During the question-and-answer portion of council’s Dec. 8 meeting, a letter from a resident was read asking why a special levy was imposed years ago for North Delta residents only when the Sungod Recreation Centre expanded, but why can’t a similar localized property tax levy be in place for costly projects such as the planned upgrades to the Winskill facility in Tsawwassen.

City manager Donny van Dyk responded that the direction staff received from council was to have a “one-city, one-Delta” approach to funding going forward, consistent with the rest of Delta’s budget.

During council’s discussion on final approval, Coun. Rod Binder said it was made clear during the mayor’s latest sports summit with user groups was that the one-Delta approach is needed because user groups across the city use all the facilities, with South Delta residents using North Delta facilities and vice-versa.

“So, I think the importance is that we use the one-Delta approach when it comes to our financial plan and that be shared. So, I think that was a very critical point brought up by the user groups,” he said.

Mayor George Harvie agreed, saying that after council’s term of office, when all the additions and upgrades for recreation facilities are added up, the expenditures usually balance out for the communities.

Projects may be scheduled first for South Delta but a number in North Delta requiring the same funding would come next, he added.

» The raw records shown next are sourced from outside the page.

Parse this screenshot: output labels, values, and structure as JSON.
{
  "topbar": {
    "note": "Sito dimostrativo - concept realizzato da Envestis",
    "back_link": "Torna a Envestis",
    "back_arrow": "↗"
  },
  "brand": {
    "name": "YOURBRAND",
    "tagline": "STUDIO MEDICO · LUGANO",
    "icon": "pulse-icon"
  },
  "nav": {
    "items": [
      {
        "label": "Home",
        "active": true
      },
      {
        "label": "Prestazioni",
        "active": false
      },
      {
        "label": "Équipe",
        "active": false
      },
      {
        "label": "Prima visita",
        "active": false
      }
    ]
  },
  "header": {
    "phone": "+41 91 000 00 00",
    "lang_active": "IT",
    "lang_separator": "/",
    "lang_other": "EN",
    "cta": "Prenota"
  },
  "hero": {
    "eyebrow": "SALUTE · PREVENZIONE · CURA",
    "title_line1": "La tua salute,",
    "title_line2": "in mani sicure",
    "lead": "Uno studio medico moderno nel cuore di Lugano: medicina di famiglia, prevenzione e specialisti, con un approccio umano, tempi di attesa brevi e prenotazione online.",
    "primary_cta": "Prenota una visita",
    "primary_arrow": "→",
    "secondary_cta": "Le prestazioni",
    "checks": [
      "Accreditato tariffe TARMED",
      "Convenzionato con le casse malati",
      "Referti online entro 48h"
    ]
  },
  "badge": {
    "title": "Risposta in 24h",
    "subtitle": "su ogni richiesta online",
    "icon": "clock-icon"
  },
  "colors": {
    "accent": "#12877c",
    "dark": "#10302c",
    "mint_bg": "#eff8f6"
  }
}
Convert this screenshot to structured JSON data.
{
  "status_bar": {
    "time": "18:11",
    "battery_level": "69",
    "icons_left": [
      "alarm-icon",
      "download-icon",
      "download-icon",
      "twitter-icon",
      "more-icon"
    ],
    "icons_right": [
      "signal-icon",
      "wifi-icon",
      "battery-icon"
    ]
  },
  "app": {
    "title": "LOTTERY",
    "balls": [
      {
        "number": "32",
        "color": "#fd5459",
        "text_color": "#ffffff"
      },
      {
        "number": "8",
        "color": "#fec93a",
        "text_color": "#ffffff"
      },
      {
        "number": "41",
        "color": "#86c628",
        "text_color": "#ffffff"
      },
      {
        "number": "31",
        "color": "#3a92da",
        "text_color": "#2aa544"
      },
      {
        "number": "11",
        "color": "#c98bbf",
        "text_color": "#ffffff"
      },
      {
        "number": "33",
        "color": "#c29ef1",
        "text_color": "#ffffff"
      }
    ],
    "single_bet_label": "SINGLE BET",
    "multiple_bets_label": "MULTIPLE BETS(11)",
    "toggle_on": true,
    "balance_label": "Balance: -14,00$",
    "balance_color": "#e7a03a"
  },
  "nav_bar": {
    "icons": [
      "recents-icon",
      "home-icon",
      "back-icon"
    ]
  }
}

During council’s discussion a week prior, Coun. Dylan Kruger noted the city is also collaborating with the school district to upgrade tracks and fields on school property “because at the end of the day we are one taxpayer”.

The amount in property tax the City of Delta has budgeted to receive for 2024 is $190,528,000. The financial plan has that amount increasing to $202,500,500 for 2025, then $212,075,500 for 2026 and $223,541 ,000 for 2027.